_Brief_
Count the lines below that contain the word "router", and state only that number.

───── Records

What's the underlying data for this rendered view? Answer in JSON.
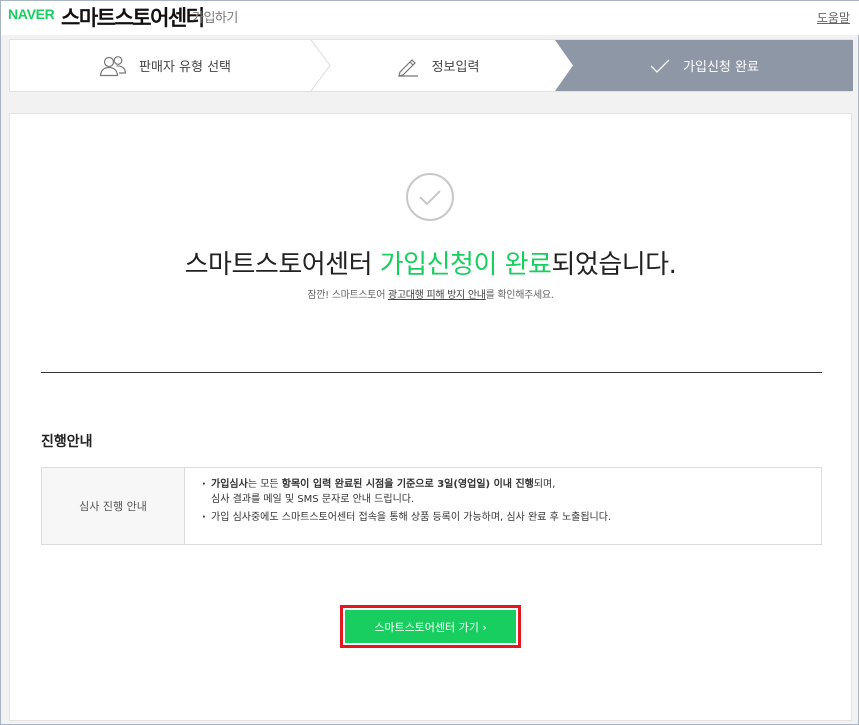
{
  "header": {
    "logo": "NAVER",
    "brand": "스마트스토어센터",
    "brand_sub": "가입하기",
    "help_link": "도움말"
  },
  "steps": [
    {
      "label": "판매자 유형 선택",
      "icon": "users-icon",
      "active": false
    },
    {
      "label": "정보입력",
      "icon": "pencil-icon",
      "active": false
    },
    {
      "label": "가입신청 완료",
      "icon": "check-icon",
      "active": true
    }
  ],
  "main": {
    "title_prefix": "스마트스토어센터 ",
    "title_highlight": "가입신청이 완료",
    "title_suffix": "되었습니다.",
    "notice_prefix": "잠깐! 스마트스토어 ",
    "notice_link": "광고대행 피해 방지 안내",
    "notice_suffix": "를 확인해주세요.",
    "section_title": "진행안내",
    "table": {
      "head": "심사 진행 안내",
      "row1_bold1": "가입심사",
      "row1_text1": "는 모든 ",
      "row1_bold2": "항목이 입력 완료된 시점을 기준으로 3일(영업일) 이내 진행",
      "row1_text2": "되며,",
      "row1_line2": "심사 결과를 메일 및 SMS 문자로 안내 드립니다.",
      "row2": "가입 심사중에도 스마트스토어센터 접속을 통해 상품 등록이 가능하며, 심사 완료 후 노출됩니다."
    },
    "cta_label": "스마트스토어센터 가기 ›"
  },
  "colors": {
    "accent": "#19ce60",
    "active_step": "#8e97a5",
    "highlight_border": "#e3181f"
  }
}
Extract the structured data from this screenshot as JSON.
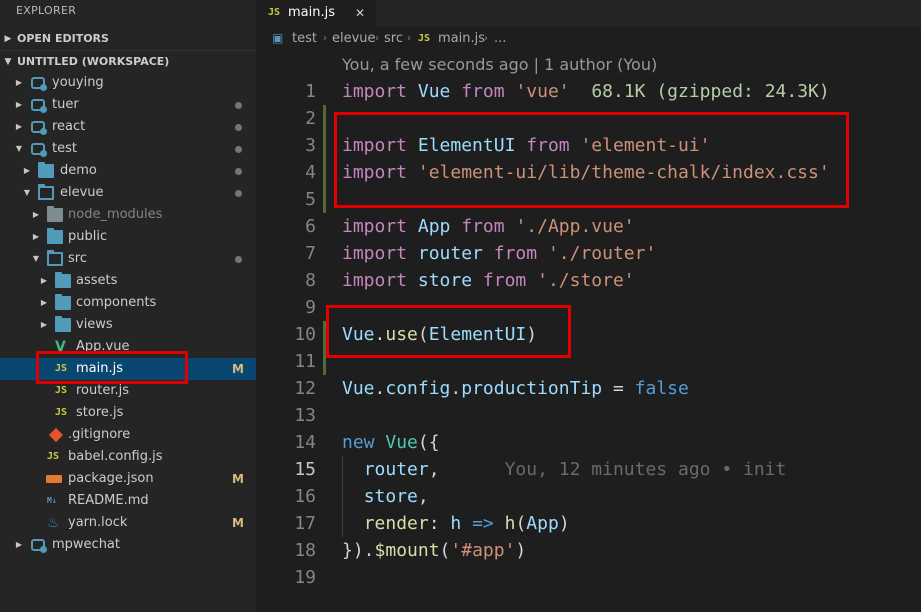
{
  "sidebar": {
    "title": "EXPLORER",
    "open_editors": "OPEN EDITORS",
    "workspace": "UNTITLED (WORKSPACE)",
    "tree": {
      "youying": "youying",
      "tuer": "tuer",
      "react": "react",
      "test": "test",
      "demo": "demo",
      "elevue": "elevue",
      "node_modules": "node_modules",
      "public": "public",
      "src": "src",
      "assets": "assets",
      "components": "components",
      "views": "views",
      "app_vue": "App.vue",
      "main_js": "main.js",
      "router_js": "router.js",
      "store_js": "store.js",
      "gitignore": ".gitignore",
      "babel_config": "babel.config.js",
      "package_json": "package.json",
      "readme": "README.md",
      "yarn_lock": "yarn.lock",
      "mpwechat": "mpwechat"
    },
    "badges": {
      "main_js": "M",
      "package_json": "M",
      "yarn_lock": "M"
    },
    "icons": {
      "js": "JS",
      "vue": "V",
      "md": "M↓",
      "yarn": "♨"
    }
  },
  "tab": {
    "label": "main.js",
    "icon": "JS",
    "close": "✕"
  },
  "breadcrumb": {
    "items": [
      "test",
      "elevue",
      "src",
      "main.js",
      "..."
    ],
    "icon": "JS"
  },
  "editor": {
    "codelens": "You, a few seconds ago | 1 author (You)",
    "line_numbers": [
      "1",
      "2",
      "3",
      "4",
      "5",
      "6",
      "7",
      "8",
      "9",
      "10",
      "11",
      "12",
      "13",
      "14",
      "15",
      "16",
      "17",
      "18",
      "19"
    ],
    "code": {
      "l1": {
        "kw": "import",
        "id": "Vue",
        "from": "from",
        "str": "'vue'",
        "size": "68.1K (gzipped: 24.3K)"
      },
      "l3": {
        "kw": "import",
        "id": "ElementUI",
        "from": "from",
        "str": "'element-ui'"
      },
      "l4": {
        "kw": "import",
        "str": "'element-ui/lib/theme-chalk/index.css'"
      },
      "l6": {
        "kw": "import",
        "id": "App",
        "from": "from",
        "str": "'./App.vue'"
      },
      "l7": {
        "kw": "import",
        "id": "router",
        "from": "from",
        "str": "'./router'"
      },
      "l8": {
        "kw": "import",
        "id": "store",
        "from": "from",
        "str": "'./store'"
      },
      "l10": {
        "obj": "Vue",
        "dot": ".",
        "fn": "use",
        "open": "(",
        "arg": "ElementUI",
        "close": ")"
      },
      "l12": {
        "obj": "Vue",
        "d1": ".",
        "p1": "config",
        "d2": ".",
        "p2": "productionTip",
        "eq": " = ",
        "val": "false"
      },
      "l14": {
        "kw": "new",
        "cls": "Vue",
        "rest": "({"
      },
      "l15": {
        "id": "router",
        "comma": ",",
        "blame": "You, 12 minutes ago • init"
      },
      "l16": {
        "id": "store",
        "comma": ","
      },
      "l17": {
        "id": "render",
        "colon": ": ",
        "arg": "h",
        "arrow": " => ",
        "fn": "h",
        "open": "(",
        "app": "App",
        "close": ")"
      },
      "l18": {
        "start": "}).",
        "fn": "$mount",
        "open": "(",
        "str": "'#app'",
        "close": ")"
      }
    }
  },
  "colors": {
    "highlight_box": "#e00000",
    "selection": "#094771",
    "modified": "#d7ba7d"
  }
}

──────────

_Expected output_
4